Spores of the powdery mildew pathogen, Podosphaera xanthii, can germinate to initiate disease at temperatures ranging from 72 degrees to 88 degrees Fahrenheit; optimally at about 82 degrees. These moderate temperatures, reduced light intensity, and succulent plant growth become increasingly prevalent as the melon plantings grow rapidly during April and May.
Another factor to consider when determining powdery mildew risk is the inherent susceptibility of the melon cultivar grown. The varieties known to be very susceptible to powdery mildew will require implementation of a rigorous disease management program involving applications of fungicides with differing modes of action throughout the period of high disease risk.
On the other hand, melon varieties with moderate to high levels of genetic resistance to the pathogen will require less fungicide inputs. To achieve maximum levels of disease control, powdery mildew fungicide application programs must be initiated before the visible detection of the fungus.
Less than optimal but good levels of disease control can also be achieved by waiting to begin fungicide applications until no later than the very first sign of disease in the field. These initial infection sites are often on the underside of leaves so frequent and comprehensive examination of the melon planting is required.
Contact Matheron: (928) 726-6856 or firstname.lastname@example.org.
Botanical classification of crops
Botanical classification of crops
By Barry Tickes, UA Area Agriculture Agent
An increasingly diverse number of minor acreage specialty crops are grown in this region every year. Managing some of these crops can be difficult without local experience.
It is helpful to know what botanical family they belong to because crops in the same family often have similar growth habits, pest problems, and fertility requirements. There are almost no pesticides registered for some of these crops because of the limited acreage. The response to pesticides is often, but not always, similar to that of other crops in the same family.
Knowing the family they are in can often give you an idea of what to expect. Kerb, for instance, is generally safe to crops in the Composite family (lettuce, artichoke, and radicchio) but is harmful to crops in the Brassica family (broccoli, cabbage, and bok choy).
Contact Tickes: (928) 580-9902 or email@example.com.
'Luigi' - the jungle bug
“Luigi” - the jungle bug
By Marco Peña, UA Research Specialist
Have you seen all life stages of the Bagrada bug?
We followed the life of a male Bagrada Bug we called ‘Luigi” starting at the egg stage. We witnessed his eclosion (hatching) at the Yuma Agricultural Center.
We also captured on video his sclerotization which is when the cuticle of an insect is hardened by chemical agents and changes in color. When Luigi became an adult we introduced him to Luciana, a beautiful Bagrada female from Holtville, Calif.
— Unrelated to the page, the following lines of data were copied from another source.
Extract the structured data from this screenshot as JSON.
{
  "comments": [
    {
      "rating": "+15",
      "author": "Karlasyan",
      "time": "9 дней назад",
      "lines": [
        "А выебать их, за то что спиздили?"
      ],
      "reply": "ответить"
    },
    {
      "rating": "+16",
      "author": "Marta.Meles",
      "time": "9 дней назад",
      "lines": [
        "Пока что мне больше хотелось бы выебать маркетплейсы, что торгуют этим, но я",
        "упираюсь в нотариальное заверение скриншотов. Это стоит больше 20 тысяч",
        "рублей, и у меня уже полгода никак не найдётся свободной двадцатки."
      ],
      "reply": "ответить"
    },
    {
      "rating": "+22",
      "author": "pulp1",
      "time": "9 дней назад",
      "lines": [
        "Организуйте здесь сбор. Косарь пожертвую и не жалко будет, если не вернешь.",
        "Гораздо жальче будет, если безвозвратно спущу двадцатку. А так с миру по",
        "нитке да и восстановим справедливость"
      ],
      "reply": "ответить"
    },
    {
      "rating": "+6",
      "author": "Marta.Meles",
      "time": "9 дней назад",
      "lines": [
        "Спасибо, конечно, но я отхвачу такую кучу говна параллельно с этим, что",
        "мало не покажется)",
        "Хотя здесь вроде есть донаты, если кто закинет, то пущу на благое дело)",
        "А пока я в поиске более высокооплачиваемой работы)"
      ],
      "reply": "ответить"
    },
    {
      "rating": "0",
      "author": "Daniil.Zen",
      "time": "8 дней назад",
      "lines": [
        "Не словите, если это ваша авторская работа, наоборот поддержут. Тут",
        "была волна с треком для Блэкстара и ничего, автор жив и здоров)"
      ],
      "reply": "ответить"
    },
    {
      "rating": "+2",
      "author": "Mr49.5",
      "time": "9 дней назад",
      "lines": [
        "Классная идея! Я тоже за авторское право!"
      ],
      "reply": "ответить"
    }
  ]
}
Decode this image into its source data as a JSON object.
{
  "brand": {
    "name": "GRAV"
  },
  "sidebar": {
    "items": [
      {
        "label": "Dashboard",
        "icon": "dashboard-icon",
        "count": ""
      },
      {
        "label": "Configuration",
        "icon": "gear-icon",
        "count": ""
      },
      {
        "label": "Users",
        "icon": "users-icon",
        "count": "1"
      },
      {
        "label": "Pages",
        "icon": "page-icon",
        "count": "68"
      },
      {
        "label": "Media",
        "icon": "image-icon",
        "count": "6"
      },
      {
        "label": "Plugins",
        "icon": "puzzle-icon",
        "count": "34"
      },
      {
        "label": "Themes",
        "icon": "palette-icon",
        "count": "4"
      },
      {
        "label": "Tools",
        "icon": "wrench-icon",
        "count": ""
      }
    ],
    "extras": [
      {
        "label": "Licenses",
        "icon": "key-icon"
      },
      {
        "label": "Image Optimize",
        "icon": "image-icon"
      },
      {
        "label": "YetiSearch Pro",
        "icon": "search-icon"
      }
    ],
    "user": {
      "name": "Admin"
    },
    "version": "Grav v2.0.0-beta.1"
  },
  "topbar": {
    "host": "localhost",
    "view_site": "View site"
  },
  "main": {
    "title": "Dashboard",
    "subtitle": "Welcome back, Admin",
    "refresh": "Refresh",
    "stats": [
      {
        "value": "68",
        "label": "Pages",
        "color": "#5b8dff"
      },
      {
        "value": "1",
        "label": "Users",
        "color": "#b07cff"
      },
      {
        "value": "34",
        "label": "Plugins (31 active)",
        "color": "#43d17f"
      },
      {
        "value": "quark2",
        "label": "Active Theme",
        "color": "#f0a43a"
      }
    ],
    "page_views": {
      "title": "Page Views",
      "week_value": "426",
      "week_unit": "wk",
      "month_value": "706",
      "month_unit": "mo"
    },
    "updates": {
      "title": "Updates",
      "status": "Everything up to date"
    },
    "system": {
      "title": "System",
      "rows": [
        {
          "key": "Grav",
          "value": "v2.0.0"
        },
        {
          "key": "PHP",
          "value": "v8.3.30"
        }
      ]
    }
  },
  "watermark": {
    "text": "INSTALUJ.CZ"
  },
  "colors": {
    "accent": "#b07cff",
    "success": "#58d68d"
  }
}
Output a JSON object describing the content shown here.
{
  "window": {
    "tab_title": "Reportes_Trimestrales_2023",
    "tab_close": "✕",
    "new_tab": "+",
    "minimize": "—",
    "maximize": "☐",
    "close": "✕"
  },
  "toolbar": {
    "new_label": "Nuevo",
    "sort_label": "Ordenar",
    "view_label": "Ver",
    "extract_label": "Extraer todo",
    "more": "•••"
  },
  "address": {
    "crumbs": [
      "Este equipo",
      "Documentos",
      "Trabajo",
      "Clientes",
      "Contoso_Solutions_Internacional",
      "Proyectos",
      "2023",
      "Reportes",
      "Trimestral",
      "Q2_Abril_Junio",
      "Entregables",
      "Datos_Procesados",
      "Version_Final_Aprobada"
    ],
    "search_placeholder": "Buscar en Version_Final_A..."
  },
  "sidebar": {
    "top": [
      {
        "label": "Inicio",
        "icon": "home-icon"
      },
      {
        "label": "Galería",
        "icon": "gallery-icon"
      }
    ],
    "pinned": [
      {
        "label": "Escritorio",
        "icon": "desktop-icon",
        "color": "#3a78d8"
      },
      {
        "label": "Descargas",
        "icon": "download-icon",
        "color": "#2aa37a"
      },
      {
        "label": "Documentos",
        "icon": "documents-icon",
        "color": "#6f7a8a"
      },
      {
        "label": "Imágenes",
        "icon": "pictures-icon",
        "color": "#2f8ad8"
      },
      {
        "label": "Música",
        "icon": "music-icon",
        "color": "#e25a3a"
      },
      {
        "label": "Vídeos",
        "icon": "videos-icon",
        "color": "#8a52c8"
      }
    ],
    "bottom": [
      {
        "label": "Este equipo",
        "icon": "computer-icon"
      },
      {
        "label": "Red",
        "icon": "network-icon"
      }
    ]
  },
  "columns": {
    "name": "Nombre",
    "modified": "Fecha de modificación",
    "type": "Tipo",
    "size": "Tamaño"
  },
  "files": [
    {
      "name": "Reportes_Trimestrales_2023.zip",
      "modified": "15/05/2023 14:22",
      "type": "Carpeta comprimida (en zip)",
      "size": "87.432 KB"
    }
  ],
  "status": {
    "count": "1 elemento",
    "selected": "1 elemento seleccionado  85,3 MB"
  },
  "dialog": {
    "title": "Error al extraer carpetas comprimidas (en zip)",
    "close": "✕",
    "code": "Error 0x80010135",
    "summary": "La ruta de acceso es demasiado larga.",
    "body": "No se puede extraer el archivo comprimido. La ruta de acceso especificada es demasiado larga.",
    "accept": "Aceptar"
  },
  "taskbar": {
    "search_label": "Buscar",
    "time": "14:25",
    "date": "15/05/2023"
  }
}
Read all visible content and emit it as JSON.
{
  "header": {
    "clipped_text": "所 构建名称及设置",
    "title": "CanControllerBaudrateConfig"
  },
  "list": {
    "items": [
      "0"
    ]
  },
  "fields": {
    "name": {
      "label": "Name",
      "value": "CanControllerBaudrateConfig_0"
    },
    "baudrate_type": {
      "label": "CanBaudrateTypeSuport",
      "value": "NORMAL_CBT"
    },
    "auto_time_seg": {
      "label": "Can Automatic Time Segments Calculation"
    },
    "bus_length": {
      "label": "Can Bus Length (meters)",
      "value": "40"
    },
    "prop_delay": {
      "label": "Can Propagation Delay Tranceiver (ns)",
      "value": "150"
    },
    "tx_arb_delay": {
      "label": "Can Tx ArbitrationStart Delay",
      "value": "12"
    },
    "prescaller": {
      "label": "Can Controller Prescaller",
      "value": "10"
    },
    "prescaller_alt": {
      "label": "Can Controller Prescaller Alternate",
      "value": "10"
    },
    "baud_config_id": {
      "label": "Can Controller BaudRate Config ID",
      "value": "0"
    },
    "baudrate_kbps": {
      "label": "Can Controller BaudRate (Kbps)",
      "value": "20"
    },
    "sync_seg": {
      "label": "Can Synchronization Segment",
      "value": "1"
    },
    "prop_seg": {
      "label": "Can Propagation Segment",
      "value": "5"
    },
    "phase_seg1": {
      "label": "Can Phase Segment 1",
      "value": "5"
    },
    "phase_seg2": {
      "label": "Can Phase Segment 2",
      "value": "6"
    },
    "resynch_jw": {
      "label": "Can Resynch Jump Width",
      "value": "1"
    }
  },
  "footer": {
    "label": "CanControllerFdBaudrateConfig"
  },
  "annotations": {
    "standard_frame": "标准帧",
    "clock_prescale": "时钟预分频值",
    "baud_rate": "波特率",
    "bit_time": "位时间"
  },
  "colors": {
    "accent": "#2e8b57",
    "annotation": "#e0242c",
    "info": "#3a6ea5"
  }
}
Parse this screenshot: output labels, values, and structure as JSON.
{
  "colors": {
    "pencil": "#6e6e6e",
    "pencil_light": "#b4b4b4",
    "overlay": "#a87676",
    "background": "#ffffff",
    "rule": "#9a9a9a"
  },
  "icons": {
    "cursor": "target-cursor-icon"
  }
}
Watch the biographical account of Luigi's life in the video: Luigi, The Jungle Bug.
Contact Peña: (928) 782-3836 or firstname.lastname@example.org.